PS. The yarn is for sale.
Saturday August 19th 2006, 6:04 pm
Filed under: Dyeing
I’ve been playing in my mind’s eye by making yarn that was multicolored but not handpainted or “pour dyed.” I thought I’d see what resist dyeing was like. Probably many novice dyers accidentally have made resist-dyed yarn by leaving skein ties too tight, but what happened when you tied them really really tight?
I started with 4 skeins of white wool, purchased as a conference souvenir the year I presented my doctorate work to a group of my advisor’s colleagues. (Talk about nervous-making!)
I wound the yarn tightly on the niddy noddy and tied each hank as hard as I could in 12 places. (Incredibly, the most time-consuming step of the entire dye job was skein tying!)
Once released from the niddy, the yarn puffed up like little sausage links.
I put it in a light “raspberry” dyebath (more Country Classic dye, aka One Shot – I have such a motherload of that stuff!). After dyeing (215 F, 30 min; cool to RT, rinse, spin dry), I removed the ties. Before untying, the yarn was surprisingly homogeneous.

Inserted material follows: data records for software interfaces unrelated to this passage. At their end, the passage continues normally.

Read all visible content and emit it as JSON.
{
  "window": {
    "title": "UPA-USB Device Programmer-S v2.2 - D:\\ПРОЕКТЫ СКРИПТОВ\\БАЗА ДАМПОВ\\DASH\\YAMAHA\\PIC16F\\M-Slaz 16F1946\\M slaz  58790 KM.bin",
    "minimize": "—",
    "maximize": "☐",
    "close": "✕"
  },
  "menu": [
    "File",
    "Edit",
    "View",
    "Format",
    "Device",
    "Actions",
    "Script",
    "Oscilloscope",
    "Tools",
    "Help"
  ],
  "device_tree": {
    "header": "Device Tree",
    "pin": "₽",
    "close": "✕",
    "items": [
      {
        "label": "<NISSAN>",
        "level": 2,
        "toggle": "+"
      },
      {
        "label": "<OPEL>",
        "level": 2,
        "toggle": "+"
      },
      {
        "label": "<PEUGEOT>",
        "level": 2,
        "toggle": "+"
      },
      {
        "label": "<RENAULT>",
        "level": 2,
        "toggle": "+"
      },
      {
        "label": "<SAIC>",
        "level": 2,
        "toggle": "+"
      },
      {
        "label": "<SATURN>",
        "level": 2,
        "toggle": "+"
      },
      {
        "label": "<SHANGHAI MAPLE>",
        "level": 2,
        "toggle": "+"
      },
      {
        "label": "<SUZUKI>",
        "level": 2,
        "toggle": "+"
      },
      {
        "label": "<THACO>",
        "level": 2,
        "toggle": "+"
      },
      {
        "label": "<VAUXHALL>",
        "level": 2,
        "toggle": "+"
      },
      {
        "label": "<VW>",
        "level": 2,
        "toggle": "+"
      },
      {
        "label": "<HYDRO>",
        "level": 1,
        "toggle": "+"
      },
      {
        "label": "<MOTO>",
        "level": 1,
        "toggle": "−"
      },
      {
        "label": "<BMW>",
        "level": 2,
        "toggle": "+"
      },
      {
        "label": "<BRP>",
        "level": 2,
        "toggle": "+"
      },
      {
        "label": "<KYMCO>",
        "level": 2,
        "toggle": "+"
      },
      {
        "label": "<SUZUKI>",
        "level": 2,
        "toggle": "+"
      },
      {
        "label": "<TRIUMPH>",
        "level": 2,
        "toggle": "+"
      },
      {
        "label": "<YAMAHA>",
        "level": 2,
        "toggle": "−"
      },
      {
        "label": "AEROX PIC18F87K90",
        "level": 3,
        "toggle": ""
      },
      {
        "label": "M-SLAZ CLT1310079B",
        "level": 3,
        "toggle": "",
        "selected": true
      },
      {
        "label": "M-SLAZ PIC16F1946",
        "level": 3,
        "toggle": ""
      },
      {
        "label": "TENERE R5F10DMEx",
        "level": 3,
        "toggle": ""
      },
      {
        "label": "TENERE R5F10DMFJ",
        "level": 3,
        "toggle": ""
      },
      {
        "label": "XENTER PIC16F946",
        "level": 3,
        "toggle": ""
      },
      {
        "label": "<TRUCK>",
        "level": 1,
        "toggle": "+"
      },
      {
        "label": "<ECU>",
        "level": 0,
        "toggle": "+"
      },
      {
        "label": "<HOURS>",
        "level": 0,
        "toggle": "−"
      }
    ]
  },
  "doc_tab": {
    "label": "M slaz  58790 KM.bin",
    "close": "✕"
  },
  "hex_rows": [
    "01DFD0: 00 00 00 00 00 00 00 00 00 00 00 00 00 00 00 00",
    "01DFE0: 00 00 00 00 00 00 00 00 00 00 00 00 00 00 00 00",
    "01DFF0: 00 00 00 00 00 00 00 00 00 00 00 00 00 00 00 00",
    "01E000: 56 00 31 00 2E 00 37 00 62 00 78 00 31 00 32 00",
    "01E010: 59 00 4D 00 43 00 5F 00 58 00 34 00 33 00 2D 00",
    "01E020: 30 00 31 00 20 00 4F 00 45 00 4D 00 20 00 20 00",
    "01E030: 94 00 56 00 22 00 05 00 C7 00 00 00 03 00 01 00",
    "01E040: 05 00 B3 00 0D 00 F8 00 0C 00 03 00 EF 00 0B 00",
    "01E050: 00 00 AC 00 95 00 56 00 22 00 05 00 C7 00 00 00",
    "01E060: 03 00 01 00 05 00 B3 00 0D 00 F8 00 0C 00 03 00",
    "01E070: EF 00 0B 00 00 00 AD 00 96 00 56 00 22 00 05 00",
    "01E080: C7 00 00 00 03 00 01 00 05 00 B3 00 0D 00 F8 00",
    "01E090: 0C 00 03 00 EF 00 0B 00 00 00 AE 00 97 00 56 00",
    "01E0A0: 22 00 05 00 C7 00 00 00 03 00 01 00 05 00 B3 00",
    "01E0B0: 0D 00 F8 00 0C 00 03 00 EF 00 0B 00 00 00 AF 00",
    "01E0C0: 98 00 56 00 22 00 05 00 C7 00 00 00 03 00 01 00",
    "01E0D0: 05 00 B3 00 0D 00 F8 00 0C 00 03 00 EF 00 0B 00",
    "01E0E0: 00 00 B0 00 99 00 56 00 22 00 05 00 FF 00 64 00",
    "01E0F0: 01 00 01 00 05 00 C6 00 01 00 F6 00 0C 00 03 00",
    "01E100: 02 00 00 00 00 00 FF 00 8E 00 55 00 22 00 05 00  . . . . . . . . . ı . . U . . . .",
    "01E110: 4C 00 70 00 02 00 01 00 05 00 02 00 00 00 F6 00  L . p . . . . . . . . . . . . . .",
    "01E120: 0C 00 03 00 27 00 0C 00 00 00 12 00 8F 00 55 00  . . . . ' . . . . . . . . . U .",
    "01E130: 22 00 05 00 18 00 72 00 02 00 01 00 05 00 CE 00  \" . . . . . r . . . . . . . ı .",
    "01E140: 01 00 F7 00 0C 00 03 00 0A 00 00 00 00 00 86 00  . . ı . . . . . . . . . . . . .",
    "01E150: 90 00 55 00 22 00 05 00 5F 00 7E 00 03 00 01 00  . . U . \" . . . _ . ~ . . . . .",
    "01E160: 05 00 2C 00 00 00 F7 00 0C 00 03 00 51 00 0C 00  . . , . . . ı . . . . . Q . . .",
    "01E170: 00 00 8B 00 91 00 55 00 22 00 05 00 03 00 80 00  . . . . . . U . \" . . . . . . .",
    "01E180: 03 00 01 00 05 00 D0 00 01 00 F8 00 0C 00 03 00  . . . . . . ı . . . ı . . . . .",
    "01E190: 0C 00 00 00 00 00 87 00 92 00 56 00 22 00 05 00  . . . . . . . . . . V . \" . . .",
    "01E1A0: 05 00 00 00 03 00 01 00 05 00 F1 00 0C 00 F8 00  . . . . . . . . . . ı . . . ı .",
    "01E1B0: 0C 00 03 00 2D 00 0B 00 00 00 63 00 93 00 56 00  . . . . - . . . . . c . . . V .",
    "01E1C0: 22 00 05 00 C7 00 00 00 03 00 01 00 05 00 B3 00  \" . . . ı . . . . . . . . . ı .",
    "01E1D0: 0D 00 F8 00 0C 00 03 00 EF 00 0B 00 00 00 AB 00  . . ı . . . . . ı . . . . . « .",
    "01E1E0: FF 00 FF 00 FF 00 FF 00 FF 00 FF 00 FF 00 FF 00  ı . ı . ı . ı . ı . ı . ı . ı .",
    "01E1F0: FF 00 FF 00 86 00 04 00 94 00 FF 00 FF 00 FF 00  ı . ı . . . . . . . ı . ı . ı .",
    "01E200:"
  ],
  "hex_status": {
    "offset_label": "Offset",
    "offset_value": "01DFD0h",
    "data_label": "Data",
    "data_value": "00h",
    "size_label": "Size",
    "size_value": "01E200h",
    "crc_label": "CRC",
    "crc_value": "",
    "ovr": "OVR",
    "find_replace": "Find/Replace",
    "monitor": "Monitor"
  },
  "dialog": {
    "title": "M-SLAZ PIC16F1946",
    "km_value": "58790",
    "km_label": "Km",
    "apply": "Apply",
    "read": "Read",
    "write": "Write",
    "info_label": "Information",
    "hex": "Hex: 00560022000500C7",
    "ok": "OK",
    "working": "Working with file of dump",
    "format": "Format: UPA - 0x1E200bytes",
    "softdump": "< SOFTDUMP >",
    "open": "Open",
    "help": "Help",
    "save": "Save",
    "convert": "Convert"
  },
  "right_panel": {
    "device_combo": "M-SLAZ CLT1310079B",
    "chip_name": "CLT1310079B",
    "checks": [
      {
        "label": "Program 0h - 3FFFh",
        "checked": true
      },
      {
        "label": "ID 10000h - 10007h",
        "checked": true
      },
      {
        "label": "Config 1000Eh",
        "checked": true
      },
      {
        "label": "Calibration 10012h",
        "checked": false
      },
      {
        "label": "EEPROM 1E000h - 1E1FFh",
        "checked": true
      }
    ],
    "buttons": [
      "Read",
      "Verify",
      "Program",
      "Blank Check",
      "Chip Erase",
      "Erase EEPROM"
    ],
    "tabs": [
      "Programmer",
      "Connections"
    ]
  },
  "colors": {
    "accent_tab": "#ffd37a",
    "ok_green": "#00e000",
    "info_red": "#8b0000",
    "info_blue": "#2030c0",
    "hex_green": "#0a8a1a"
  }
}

I hoped to slide the hank ties instead of cutting and retying, but they would not move on wet fiber. All ties were cut, and new ties were made in different locations. I saw that very small regions (1 cm long) had been untouched by dye.
I next overdyed the retied skeins in a light grey to “sadden” the color and give it a smokey overtone. I love red-family dyes over naturally grey fiber, and I thought I’d try to replicate that look. In my imagination, I thought it would be a little more… sophisticated?… to have an overall misty raspberry color with highlights of the original raspberry and a hint of the original grey. I untied the skeins and saw this:
Isn’t it interesting how the grey brought out the purple color and damped the pink? I wouldn’t have predicted that. Yarn was rehanked to distribute color blips and to develop a better overall idea of the yarn color.
Click for big!
That’s pretty nice, I think! Anyway, I think I’m done playing with this yarn. If you’d like it, I’ll send all 4 skeins for $25 (I’ll pay shipping in the US). FSM knows I have enough to knit already – let’s get this out of the house! Specs on the yarn – 100% wool (definitely soft enough for next-to-skin use), 4 x 50 g, DK weight. Handwash cool, dry flat.